[What is expected] Where does the word "icon" occur in the material? Copy each line that has it.

[Entries provided]
· · · · · · ·

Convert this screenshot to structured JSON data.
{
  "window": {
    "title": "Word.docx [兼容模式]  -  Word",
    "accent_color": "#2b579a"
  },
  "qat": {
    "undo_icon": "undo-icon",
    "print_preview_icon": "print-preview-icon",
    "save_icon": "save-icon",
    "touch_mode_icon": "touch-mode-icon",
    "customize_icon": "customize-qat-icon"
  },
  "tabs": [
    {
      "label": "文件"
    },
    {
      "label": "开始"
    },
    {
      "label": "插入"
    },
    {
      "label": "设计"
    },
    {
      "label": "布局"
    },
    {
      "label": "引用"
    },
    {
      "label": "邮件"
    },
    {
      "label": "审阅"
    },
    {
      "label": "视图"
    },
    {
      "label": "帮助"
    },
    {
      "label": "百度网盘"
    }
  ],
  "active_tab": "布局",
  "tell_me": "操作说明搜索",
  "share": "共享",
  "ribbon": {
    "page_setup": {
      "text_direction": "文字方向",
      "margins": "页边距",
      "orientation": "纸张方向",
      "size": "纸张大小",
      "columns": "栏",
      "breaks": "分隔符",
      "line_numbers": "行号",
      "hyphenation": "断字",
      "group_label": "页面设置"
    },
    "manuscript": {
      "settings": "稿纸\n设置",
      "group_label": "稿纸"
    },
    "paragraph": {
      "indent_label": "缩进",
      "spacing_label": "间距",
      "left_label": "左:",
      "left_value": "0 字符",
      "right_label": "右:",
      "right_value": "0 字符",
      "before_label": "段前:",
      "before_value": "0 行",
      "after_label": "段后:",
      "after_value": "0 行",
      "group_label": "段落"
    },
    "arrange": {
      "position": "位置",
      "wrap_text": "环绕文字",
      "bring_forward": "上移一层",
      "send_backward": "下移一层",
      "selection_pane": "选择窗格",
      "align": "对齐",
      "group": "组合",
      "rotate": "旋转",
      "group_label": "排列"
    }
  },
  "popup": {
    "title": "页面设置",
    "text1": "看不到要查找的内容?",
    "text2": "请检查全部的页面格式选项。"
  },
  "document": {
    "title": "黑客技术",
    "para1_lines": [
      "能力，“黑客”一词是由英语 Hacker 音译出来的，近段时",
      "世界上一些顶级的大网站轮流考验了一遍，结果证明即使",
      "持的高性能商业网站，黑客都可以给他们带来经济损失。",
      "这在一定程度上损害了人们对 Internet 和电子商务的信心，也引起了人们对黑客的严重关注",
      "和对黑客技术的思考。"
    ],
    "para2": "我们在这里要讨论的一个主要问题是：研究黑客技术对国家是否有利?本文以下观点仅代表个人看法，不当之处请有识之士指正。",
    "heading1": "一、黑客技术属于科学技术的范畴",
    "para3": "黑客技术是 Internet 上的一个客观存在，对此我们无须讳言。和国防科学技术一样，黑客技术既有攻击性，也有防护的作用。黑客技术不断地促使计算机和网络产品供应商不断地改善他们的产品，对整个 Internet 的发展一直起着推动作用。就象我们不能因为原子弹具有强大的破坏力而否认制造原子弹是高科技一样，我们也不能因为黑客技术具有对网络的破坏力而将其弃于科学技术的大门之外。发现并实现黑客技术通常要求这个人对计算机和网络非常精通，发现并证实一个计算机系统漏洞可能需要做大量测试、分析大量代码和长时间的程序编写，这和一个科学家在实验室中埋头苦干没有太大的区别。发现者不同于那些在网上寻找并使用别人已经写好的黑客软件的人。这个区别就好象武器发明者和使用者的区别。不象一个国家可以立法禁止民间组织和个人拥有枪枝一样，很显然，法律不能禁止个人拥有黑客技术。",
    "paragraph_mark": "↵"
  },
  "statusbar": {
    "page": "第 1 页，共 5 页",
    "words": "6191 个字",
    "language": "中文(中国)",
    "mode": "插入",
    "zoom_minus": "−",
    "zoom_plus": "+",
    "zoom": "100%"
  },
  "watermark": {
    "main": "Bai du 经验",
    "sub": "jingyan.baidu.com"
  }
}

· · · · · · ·

[Expected output]
    "undo_icon": "undo-icon",
    "print_preview_icon": "print-preview-icon",
    "save_icon": "save-icon",
    "touch_mode_icon": "touch-mode-icon",
    "customize_icon": "customize-qat-icon"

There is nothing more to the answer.